My first assignment for my Conceptual Strategies class is to research three artists that are intersecting art with science, technology, and culture. One of the first artists I thought of was the Brazilian artist Vik Muniz. He’s a photographer and sculptor that creates mixed media pieces made from everyday materials to recreate iconic masterpieces or pop culture imagery thereby re-exploring what those images may represent in our current settings. One example of this is the documentary he did titled “Wasteland”, in which the artist travels back to his home country to document the largest garbage dump in Brazil and the people that pick through it looking for recyclable items. During filming, Muniz found himself shifting the focus of the film away from his artwork and on the individuals he was working with. Throughout the film, the artwork begins to reflect not only the culture of the people who pick through the garbage, what motivates them to live this kind of life, but also to how wasteful we as a society are. He creates these massive pieces where he begins with a photograph of either just the picker going about their business, or a recreation of a famous artwork with one of the pickers as the model. Then he projects the image onto a large canvas where it is then recreated via actual trash taken from the dump. He then photographs the final piece. The project reflects how many view these people as “trash” in how they chose to live their lives in actual trash, almost like its the visual representation of “one man’s garbage is another man’s treasure”. The ecological messages that shine through his work on this project also evoke an emotional response of revulsion at the mountains of garbage they swim through, and when they are done, the amount that was easily recycled is equally as revolting. A perfect example of Muniz’s work for this project is his recreation of the Jacques-Louis David’s painting “The Death of Marat”, seen here:

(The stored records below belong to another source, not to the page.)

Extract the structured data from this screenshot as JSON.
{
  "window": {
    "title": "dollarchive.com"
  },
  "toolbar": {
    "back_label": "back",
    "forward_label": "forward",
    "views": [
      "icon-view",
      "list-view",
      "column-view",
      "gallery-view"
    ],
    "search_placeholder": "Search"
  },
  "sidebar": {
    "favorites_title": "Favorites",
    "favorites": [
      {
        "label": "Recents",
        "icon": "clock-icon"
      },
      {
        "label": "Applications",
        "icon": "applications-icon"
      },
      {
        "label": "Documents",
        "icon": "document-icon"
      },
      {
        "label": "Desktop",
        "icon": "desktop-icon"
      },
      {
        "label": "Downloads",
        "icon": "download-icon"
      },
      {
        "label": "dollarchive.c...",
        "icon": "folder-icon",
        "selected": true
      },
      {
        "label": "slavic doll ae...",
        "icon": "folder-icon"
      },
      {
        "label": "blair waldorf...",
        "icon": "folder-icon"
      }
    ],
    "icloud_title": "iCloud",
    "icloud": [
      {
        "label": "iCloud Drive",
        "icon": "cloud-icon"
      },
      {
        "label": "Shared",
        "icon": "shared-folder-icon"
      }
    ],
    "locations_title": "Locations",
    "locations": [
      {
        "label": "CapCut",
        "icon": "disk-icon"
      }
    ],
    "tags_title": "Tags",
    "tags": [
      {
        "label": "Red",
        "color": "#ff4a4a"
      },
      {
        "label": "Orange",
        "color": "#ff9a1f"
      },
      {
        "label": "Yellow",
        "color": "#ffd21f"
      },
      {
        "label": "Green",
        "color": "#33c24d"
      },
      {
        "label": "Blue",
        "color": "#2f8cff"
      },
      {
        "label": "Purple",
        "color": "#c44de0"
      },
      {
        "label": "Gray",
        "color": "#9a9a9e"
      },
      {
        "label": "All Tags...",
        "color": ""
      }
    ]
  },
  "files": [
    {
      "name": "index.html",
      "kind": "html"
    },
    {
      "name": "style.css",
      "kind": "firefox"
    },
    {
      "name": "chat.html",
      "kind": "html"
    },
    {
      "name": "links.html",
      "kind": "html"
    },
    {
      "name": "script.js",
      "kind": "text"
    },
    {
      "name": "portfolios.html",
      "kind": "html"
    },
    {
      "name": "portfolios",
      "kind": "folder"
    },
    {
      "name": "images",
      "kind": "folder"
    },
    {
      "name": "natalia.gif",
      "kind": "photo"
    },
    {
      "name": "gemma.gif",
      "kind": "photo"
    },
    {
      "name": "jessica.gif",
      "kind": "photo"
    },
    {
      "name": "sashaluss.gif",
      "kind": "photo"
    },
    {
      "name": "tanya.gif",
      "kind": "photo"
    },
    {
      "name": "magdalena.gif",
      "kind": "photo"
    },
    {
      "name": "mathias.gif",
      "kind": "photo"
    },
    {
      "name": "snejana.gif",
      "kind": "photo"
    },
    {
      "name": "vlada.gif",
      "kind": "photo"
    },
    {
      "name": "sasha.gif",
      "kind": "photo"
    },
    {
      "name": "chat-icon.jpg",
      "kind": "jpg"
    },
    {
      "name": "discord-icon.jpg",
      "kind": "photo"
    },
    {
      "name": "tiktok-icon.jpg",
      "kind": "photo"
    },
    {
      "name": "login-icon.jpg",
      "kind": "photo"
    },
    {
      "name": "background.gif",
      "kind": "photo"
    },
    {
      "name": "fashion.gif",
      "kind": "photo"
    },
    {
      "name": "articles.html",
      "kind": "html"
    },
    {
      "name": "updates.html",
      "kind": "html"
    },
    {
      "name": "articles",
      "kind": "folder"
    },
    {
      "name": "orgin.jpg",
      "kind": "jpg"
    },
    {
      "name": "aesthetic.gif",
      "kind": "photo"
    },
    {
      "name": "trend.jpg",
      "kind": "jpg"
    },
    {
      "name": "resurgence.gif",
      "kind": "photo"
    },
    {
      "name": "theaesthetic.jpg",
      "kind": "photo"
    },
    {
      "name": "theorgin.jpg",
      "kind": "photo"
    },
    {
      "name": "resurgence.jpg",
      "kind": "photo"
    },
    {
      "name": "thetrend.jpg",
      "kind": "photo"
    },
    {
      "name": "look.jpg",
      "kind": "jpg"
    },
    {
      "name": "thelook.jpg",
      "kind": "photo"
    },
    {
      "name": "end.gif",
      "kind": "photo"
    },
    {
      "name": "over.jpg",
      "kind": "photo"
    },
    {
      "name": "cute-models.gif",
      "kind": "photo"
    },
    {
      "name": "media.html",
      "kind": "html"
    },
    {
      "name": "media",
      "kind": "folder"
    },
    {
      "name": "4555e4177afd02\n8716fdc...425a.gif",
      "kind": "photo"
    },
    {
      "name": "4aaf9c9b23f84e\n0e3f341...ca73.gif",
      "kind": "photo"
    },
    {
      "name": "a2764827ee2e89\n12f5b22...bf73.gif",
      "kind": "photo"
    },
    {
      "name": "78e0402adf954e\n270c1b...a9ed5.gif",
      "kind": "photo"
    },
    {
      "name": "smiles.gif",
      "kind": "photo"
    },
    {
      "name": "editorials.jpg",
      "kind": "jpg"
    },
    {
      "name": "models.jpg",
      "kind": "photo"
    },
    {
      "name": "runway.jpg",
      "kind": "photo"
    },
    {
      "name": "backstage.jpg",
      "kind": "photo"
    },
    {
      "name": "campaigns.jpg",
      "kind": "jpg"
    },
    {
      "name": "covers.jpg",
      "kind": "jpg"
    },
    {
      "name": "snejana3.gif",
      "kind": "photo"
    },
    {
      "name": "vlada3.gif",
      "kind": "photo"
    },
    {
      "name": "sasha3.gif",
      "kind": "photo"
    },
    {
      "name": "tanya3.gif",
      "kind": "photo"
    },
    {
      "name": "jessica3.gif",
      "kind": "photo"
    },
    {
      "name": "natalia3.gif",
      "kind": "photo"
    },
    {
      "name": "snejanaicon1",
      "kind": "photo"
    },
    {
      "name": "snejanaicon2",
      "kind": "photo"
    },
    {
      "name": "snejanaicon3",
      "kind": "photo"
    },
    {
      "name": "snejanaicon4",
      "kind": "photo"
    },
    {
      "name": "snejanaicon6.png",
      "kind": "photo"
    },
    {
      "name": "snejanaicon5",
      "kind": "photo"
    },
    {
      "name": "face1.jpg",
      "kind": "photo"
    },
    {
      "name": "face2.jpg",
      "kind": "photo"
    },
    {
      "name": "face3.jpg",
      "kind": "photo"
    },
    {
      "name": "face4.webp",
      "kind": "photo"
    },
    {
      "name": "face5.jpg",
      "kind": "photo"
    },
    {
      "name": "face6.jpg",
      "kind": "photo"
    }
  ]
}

The film also documents how Muniz’s project effected each of them, some of them seeing beyond the dump for the first time ever in their lives.
Another artist I thought of was the street artist known as JR. His medium of choice is photography, but his installations are out in the streets. He views the world as his own personal art gallery, which presents a defiant question about the exclusivity of how art is more conventionally accessed by the masses that can afford to enjoy it. His projects focus on how art can be used to start a dialogue between cultures, and how art can be capable of triggering political action in how it is presented. His one project titled “Face-2-Face”, is extremely powerful in its message of how historical hate distorts perception. In this project, which was a highly illegal and extremely dangerous feat to create, involved large portraits of Palestinian and Israeli, who in pairs do the same thing in life, being pasted together side by side on both sides of the wall that separates the cities as well as throughout the cities in the area of the wall. None of the images are marked as to who is from where, which presents the simple question to the viewer: “Who’s is from where? How can you tell?”. All the images evoke thoughts of how we in reality are all the same, that we all talk the same and at our very basic core are human beings that are allowing a distorted perception of “differences” build walls between us. Here is an image of how the images along the wall were laid out:
For my third and final artist, I did a Google search for “artists working with technology” to find someone I may have not heard of before. I happened upon an article on Make, which is an online magazine that focuses entirely on making things. The Maker’s Faire that happens here in SF every year is featured on the site. The article I found didn’t interest me, but a link to another article on the site did, which led me to the kinetic artist Anthony Howe. His work involves the “mechanical complexity” of wind turbines as sculptures. His metal sculptures are immensely large, in that they designed to withstand at least 90 mph winds, and when in motion are like watching a steel kaleidoscope in action. Complex in their intricate layouts, the patterns he creates move and flow like water in a stream when air flows through them. He provides videos of each of his pieces in motion for viewers to get lost in, one of which is here:
Its as if the sculpture is breathing and swimming at the same time. His work is simply hypnotic to watch, sensual in how it moves, and soothing in its gracefulness. Through the scientific principals of how kinetic energy works, he is able to design artworks that embody those principals with a visionary elegance.